*** Extracted records ***
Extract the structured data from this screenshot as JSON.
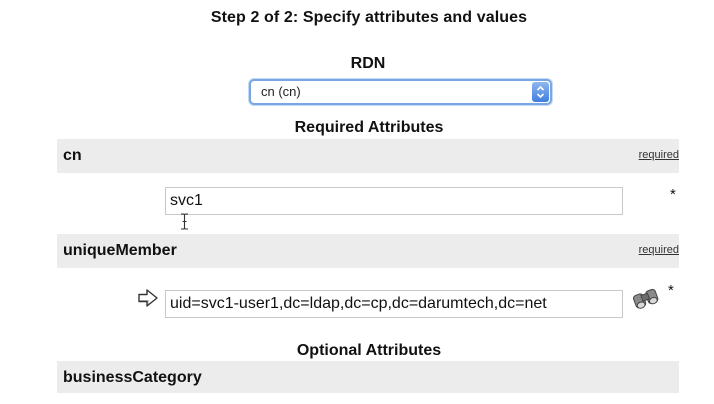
{
  "header": {
    "step_title": "Step 2 of 2: Specify attributes and values"
  },
  "rdn": {
    "heading": "RDN",
    "selected": "cn (cn)"
  },
  "required_section": {
    "heading": "Required Attributes",
    "attributes": [
      {
        "name": "cn",
        "flag": "required",
        "value": "svc1",
        "marker": "*"
      },
      {
        "name": "uniqueMember",
        "flag": "required",
        "value": "uid=svc1-user1,dc=ldap,dc=cp,dc=darumtech,dc=net",
        "marker": "*"
      }
    ]
  },
  "optional_section": {
    "heading": "Optional Attributes",
    "attributes": [
      {
        "name": "businessCategory"
      }
    ]
  },
  "icons": {
    "stepper": "up-down-chevron-icon",
    "text_cursor": "i-beam-cursor-icon",
    "value_pointer": "right-arrow-icon",
    "lookup": "binoculars-search-icon"
  },
  "colors": {
    "band": "#ececec",
    "select_focus": "#79a7e3",
    "stepper": "#3f7fe0"
  }
}
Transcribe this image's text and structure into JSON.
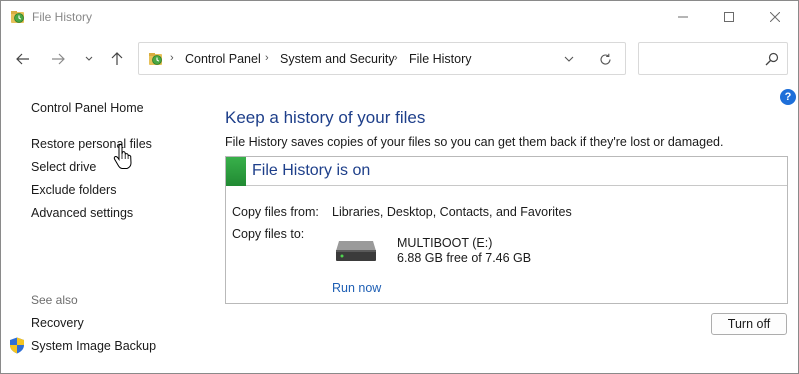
{
  "window": {
    "title": "File History"
  },
  "address": {
    "crumbs": [
      "Control Panel",
      "System and Security",
      "File History"
    ]
  },
  "sidebar": {
    "links": [
      "Control Panel Home",
      "Restore personal files",
      "Select drive",
      "Exclude folders",
      "Advanced settings"
    ],
    "see_also_label": "See also",
    "see_also": [
      "Recovery",
      "System Image Backup"
    ]
  },
  "main": {
    "heading": "Keep a history of your files",
    "description": "File History saves copies of your files so you can get them back if they're lost or damaged.",
    "status": "File History is on",
    "copy_from_label": "Copy files from:",
    "copy_from_value": "Libraries, Desktop, Contacts, and Favorites",
    "copy_to_label": "Copy files to:",
    "drive_name": "MULTIBOOT (E:)",
    "drive_space": "6.88 GB free of 7.46 GB",
    "run_now": "Run now",
    "turn_off": "Turn off",
    "help": "?"
  },
  "colors": {
    "heading": "#1e3f8a",
    "link": "#1e5fb4",
    "status_bar": "#2a9a3c",
    "help": "#1e6fd9"
  },
  "icons": [
    "file-history-icon",
    "back-arrow-icon",
    "forward-arrow-icon",
    "recent-dropdown-icon",
    "up-arrow-icon",
    "chevron-down-icon",
    "refresh-icon",
    "search-icon",
    "help-icon",
    "shield-icon",
    "drive-icon",
    "hand-cursor-icon"
  ]
}
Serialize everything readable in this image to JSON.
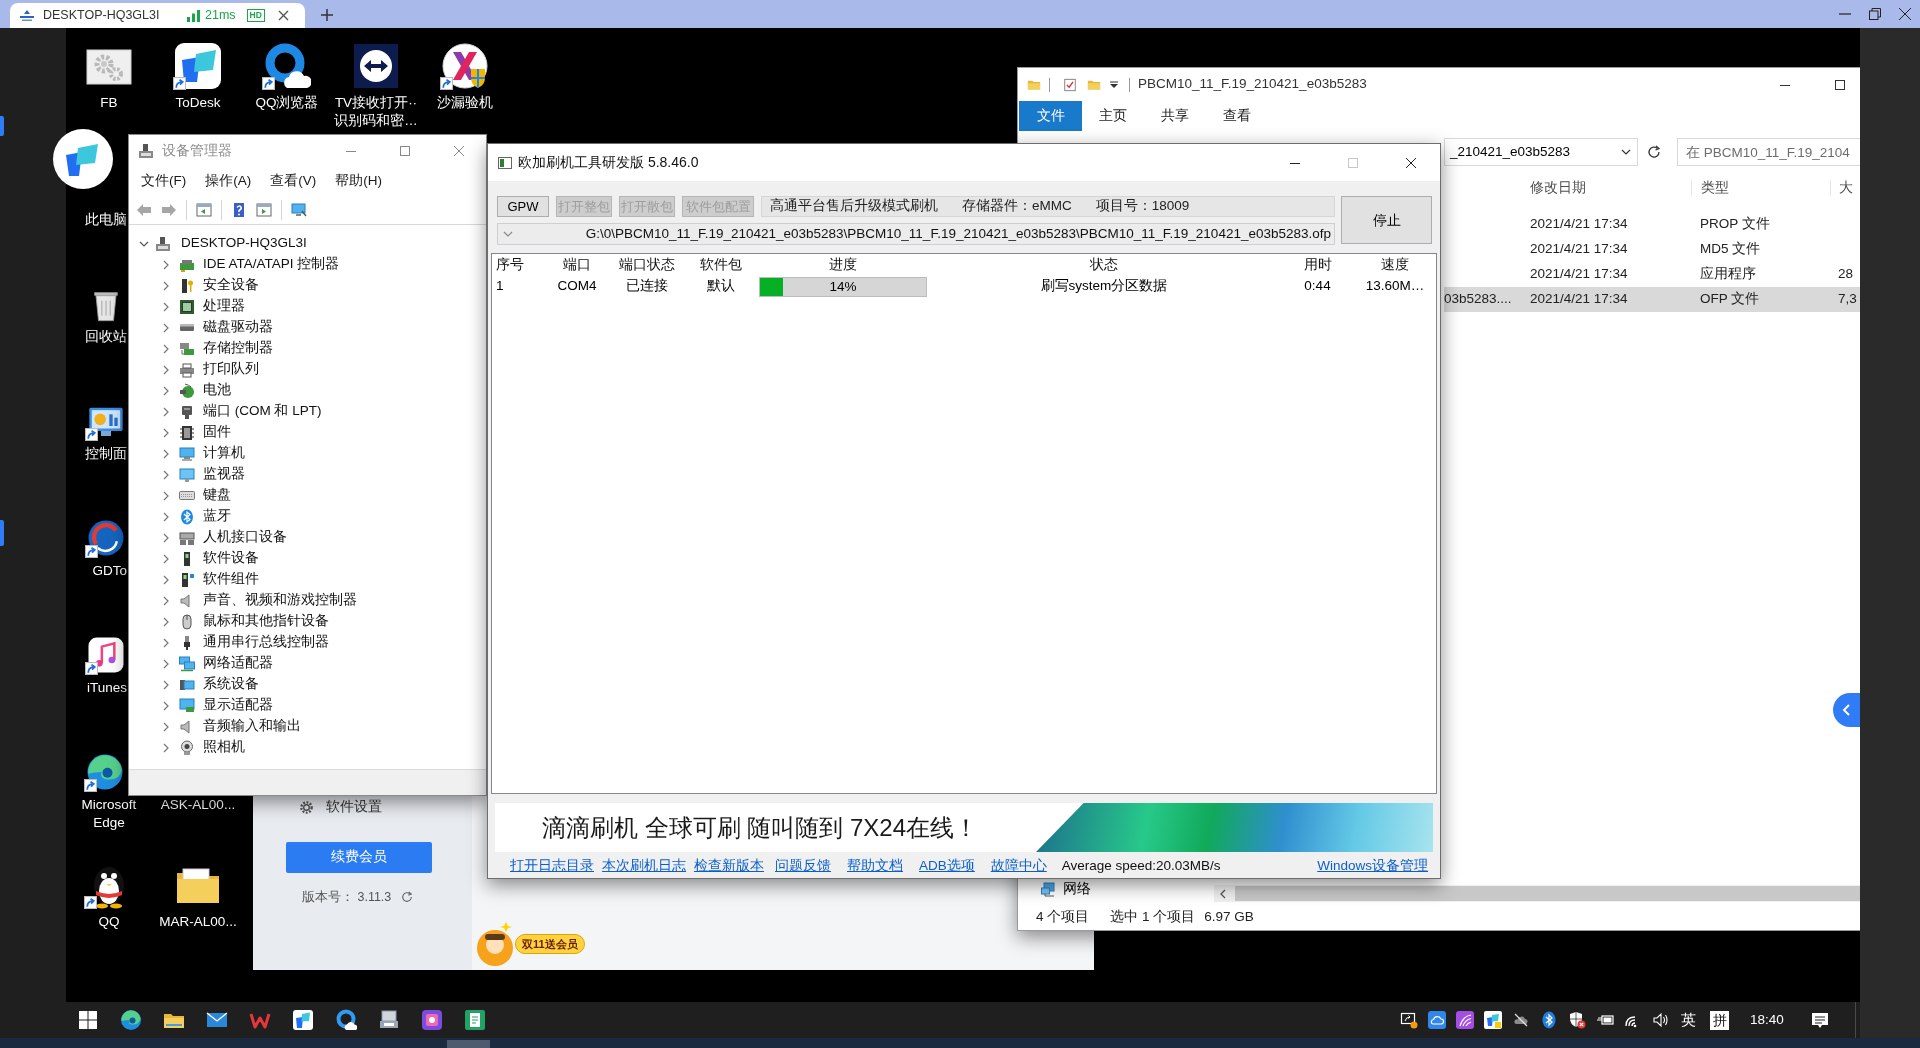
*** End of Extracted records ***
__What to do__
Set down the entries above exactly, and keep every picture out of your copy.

__Result__
Extract the structured data from this screenshot as JSON.
{
  "header": {
    "step_title": "Step 2 of 2: Specify attributes and values"
  },
  "rdn": {
    "heading": "RDN",
    "selected": "cn (cn)"
  },
  "required_section": {
    "heading": "Required Attributes",
    "attributes": [
      {
        "name": "cn",
        "flag": "required",
        "value": "svc1",
        "marker": "*"
      },
      {
        "name": "uniqueMember",
        "flag": "required",
        "value": "uid=svc1-user1,dc=ldap,dc=cp,dc=darumtech,dc=net",
        "marker": "*"
      }
    ]
  },
  "optional_section": {
    "heading": "Optional Attributes",
    "attributes": [
      {
        "name": "businessCategory"
      }
    ]
  },
  "icons": {
    "stepper": "up-down-chevron-icon",
    "text_cursor": "i-beam-cursor-icon",
    "value_pointer": "right-arrow-icon",
    "lookup": "binoculars-search-icon"
  },
  "colors": {
    "band": "#ececec",
    "select_focus": "#79a7e3",
    "stepper": "#3f7fe0"
  }
}
Transcribe this image's text and structure into JSON.
{
  "window": {
    "title": "File History"
  },
  "address": {
    "crumbs": [
      "Control Panel",
      "System and Security",
      "File History"
    ]
  },
  "sidebar": {
    "links": [
      "Control Panel Home",
      "Restore personal files",
      "Select drive",
      "Exclude folders",
      "Advanced settings"
    ],
    "see_also_label": "See also",
    "see_also": [
      "Recovery",
      "System Image Backup"
    ]
  },
  "main": {
    "heading": "Keep a history of your files",
    "description": "File History saves copies of your files so you can get them back if they're lost or damaged.",
    "status": "File History is on",
    "copy_from_label": "Copy files from:",
    "copy_from_value": "Libraries, Desktop, Contacts, and Favorites",
    "copy_to_label": "Copy files to:",
    "drive_name": "MULTIBOOT (E:)",
    "drive_space": "6.88 GB free of 7.46 GB",
    "run_now": "Run now",
    "turn_off": "Turn off",
    "help": "?"
  },
  "colors": {
    "heading": "#1e3f8a",
    "link": "#1e5fb4",
    "status_bar": "#2a9a3c",
    "help": "#1e6fd9"
  },
  "icons": [
    "file-history-icon",
    "back-arrow-icon",
    "forward-arrow-icon",
    "recent-dropdown-icon",
    "up-arrow-icon",
    "chevron-down-icon",
    "refresh-icon",
    "search-icon",
    "help-icon",
    "shield-icon",
    "drive-icon",
    "hand-cursor-icon"
  ]
}
Serialize everything readable in this image to JSON.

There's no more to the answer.